Please give back every entry in full, word for word, but none of the pictures.
=== RECORDS SHOWN ===
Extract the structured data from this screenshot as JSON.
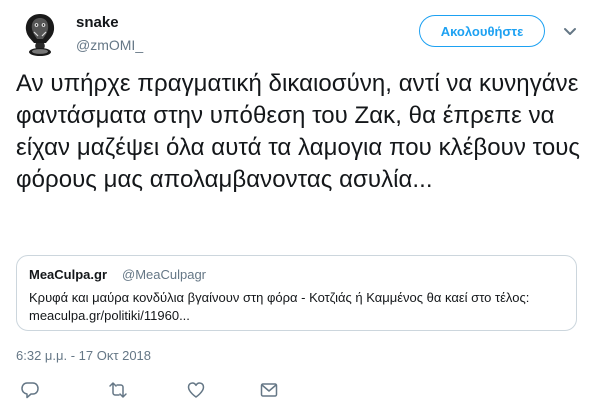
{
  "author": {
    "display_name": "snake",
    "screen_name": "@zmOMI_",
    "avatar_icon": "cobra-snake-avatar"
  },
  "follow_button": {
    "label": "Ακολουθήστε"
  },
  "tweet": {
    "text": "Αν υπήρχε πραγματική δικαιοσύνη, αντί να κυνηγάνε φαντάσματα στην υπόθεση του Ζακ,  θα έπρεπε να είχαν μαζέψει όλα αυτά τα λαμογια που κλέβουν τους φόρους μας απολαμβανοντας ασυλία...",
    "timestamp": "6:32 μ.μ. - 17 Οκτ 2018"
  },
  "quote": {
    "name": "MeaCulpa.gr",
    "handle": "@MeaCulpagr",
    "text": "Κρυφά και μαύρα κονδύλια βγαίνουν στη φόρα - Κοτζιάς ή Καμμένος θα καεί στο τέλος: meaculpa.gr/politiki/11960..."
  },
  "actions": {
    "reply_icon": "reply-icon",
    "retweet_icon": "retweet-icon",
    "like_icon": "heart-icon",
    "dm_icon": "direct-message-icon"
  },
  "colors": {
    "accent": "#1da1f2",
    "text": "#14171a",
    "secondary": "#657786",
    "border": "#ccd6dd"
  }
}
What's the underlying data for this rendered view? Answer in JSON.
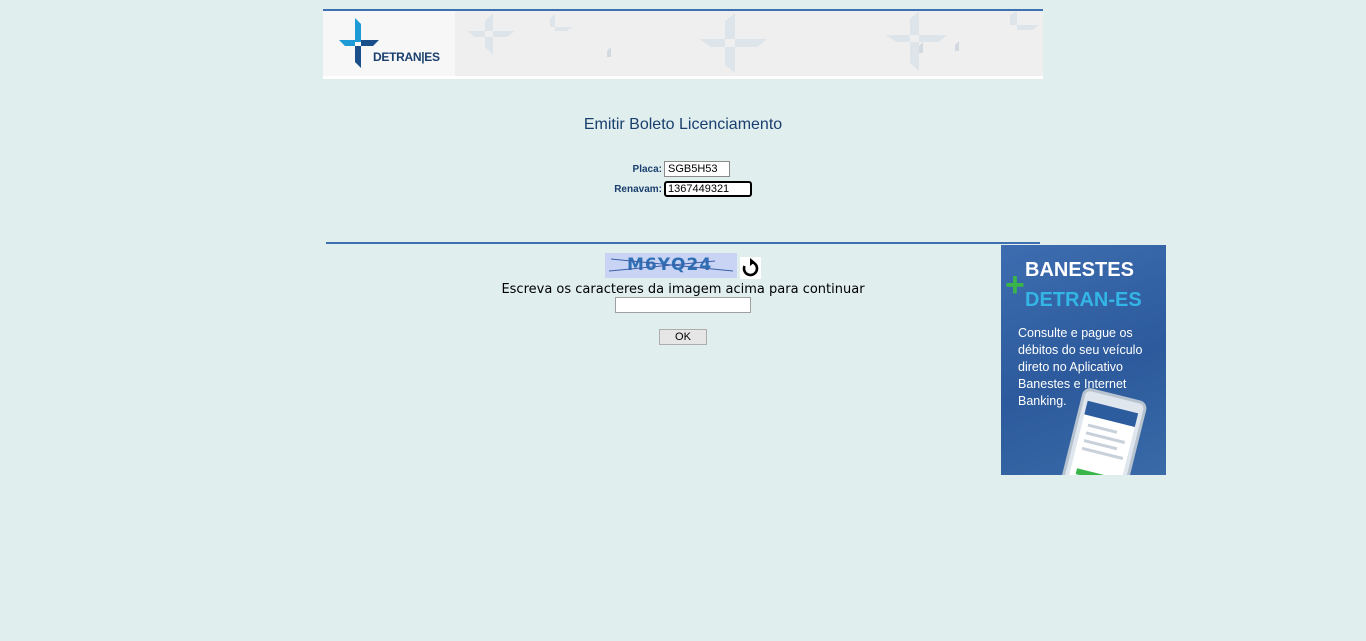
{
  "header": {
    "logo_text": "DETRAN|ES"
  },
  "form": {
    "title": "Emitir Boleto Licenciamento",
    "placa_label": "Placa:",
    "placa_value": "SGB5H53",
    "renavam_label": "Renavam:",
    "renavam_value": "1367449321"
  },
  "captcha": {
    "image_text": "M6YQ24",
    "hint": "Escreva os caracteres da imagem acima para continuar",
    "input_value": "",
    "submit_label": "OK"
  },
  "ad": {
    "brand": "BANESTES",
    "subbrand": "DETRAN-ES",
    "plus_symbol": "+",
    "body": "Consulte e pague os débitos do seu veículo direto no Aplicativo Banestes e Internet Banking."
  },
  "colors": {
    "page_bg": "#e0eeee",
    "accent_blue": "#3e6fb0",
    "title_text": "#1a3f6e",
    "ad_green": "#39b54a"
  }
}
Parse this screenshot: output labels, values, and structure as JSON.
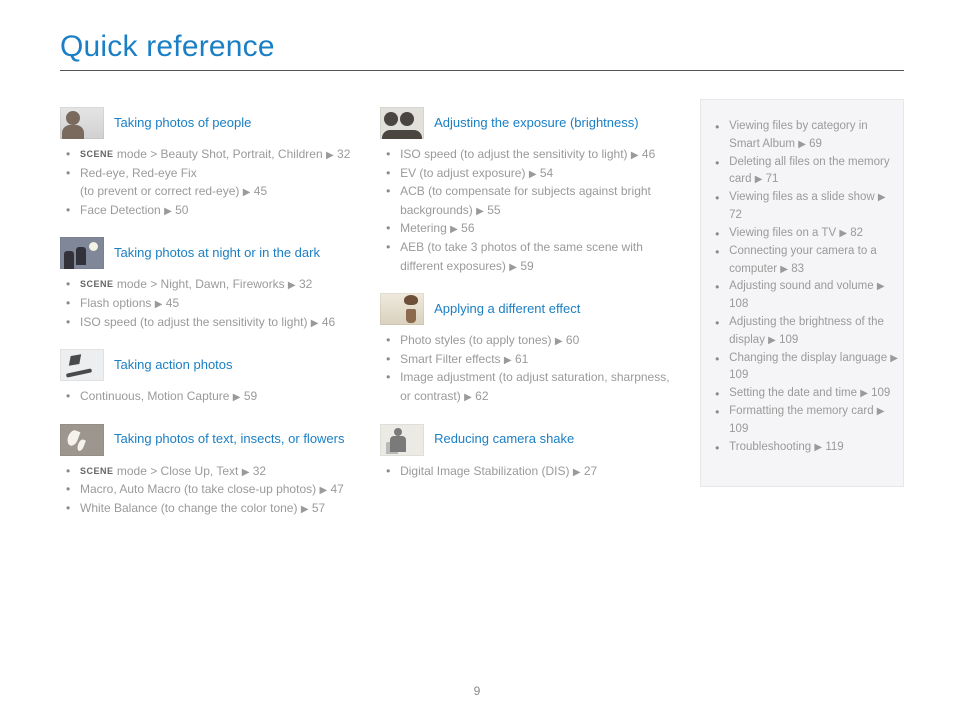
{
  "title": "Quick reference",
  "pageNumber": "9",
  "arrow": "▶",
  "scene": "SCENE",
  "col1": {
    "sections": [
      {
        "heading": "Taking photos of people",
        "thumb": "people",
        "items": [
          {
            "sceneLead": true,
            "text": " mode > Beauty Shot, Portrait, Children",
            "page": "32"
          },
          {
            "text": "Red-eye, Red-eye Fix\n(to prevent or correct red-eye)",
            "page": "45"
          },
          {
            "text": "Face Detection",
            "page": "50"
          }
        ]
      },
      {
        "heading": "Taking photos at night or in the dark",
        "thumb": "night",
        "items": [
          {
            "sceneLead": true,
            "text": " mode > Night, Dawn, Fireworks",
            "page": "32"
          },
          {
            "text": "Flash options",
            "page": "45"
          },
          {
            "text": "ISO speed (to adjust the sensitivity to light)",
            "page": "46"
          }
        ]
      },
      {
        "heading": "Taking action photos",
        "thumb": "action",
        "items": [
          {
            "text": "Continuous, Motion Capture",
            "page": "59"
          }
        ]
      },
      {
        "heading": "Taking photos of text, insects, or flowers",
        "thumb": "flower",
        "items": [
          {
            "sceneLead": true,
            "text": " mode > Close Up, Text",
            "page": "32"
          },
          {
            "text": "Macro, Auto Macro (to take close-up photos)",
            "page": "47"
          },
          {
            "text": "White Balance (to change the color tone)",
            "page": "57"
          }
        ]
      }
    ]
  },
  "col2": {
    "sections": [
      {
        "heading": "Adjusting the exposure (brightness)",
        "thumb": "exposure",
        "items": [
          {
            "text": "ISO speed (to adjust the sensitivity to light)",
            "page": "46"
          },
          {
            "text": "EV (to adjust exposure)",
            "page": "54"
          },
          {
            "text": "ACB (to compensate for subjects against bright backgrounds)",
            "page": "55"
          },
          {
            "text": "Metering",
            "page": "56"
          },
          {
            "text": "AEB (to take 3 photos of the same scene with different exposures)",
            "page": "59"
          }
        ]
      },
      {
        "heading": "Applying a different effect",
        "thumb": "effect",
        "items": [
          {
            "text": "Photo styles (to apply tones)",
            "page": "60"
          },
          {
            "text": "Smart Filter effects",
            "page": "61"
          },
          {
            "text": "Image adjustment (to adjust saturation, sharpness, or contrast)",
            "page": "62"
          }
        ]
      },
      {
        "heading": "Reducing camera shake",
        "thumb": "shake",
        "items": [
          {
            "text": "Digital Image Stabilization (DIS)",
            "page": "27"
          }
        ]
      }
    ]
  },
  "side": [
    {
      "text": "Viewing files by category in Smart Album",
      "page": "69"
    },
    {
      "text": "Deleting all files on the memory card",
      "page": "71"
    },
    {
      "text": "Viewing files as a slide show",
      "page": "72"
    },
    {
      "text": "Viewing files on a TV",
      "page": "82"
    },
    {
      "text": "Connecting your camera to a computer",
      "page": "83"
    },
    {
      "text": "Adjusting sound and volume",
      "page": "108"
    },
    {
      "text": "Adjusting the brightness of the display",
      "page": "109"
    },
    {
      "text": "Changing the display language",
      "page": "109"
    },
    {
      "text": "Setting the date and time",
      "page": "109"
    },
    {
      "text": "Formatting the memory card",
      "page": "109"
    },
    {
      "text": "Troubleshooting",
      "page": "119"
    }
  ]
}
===
__YOUR SOLUTION__.
Extract the structured data from this screenshot as JSON.
{
  "author": {
    "display_name": "snake",
    "screen_name": "@zmOMI_",
    "avatar_icon": "cobra-snake-avatar"
  },
  "follow_button": {
    "label": "Ακολουθήστε"
  },
  "tweet": {
    "text": "Αν υπήρχε πραγματική δικαιοσύνη, αντί να κυνηγάνε φαντάσματα στην υπόθεση του Ζακ,  θα έπρεπε να είχαν μαζέψει όλα αυτά τα λαμογια που κλέβουν τους φόρους μας απολαμβανοντας ασυλία...",
    "timestamp": "6:32 μ.μ. - 17 Οκτ 2018"
  },
  "quote": {
    "name": "MeaCulpa.gr",
    "handle": "@MeaCulpagr",
    "text": "Κρυφά και μαύρα κονδύλια βγαίνουν στη φόρα - Κοτζιάς ή Καμμένος θα καεί στο τέλος: meaculpa.gr/politiki/11960..."
  },
  "actions": {
    "reply_icon": "reply-icon",
    "retweet_icon": "retweet-icon",
    "like_icon": "heart-icon",
    "dm_icon": "direct-message-icon"
  },
  "colors": {
    "accent": "#1da1f2",
    "text": "#14171a",
    "secondary": "#657786",
    "border": "#ccd6dd"
  }
}
What's the underlying data for this rendered view? Answer in JSON.
{
  "header": {
    "logo_text": "DETRAN|ES"
  },
  "form": {
    "title": "Emitir Boleto Licenciamento",
    "placa_label": "Placa:",
    "placa_value": "SGB5H53",
    "renavam_label": "Renavam:",
    "renavam_value": "1367449321"
  },
  "captcha": {
    "image_text": "M6YQ24",
    "hint": "Escreva os caracteres da imagem acima para continuar",
    "input_value": "",
    "submit_label": "OK"
  },
  "ad": {
    "brand": "BANESTES",
    "subbrand": "DETRAN-ES",
    "plus_symbol": "+",
    "body": "Consulte e pague os débitos do seu veículo direto no Aplicativo Banestes e Internet Banking."
  },
  "colors": {
    "page_bg": "#e0eeee",
    "accent_blue": "#3e6fb0",
    "title_text": "#1a3f6e",
    "ad_green": "#39b54a"
  }
}
Parse this screenshot: output labels, values, and structure as JSON.
{
  "title": "Quick reference",
  "pageNumber": "9",
  "arrow": "▶",
  "scene": "SCENE",
  "col1": {
    "sections": [
      {
        "heading": "Taking photos of people",
        "thumb": "people",
        "items": [
          {
            "sceneLead": true,
            "text": " mode > Beauty Shot, Portrait, Children",
            "page": "32"
          },
          {
            "text": "Red-eye, Red-eye Fix\n(to prevent or correct red-eye)",
            "page": "45"
          },
          {
            "text": "Face Detection",
            "page": "50"
          }
        ]
      },
      {
        "heading": "Taking photos at night or in the dark",
        "thumb": "night",
        "items": [
          {
            "sceneLead": true,
            "text": " mode > Night, Dawn, Fireworks",
            "page": "32"
          },
          {
            "text": "Flash options",
            "page": "45"
          },
          {
            "text": "ISO speed (to adjust the sensitivity to light)",
            "page": "46"
          }
        ]
      },
      {
        "heading": "Taking action photos",
        "thumb": "action",
        "items": [
          {
            "text": "Continuous, Motion Capture",
            "page": "59"
          }
        ]
      },
      {
        "heading": "Taking photos of text, insects, or flowers",
        "thumb": "flower",
        "items": [
          {
            "sceneLead": true,
            "text": " mode > Close Up, Text",
            "page": "32"
          },
          {
            "text": "Macro, Auto Macro (to take close-up photos)",
            "page": "47"
          },
          {
            "text": "White Balance (to change the color tone)",
            "page": "57"
          }
        ]
      }
    ]
  },
  "col2": {
    "sections": [
      {
        "heading": "Adjusting the exposure (brightness)",
        "thumb": "exposure",
        "items": [
          {
            "text": "ISO speed (to adjust the sensitivity to light)",
            "page": "46"
          },
          {
            "text": "EV (to adjust exposure)",
            "page": "54"
          },
          {
            "text": "ACB (to compensate for subjects against bright backgrounds)",
            "page": "55"
          },
          {
            "text": "Metering",
            "page": "56"
          },
          {
            "text": "AEB (to take 3 photos of the same scene with different exposures)",
            "page": "59"
          }
        ]
      },
      {
        "heading": "Applying a different effect",
        "thumb": "effect",
        "items": [
          {
            "text": "Photo styles (to apply tones)",
            "page": "60"
          },
          {
            "text": "Smart Filter effects",
            "page": "61"
          },
          {
            "text": "Image adjustment (to adjust saturation, sharpness, or contrast)",
            "page": "62"
          }
        ]
      },
      {
        "heading": "Reducing camera shake",
        "thumb": "shake",
        "items": [
          {
            "text": "Digital Image Stabilization (DIS)",
            "page": "27"
          }
        ]
      }
    ]
  },
  "side": [
    {
      "text": "Viewing files by category in Smart Album",
      "page": "69"
    },
    {
      "text": "Deleting all files on the memory card",
      "page": "71"
    },
    {
      "text": "Viewing files as a slide show",
      "page": "72"
    },
    {
      "text": "Viewing files on a TV",
      "page": "82"
    },
    {
      "text": "Connecting your camera to a computer",
      "page": "83"
    },
    {
      "text": "Adjusting sound and volume",
      "page": "108"
    },
    {
      "text": "Adjusting the brightness of the display",
      "page": "109"
    },
    {
      "text": "Changing the display language",
      "page": "109"
    },
    {
      "text": "Setting the date and time",
      "page": "109"
    },
    {
      "text": "Formatting the memory card",
      "page": "109"
    },
    {
      "text": "Troubleshooting",
      "page": "119"
    }
  ]
}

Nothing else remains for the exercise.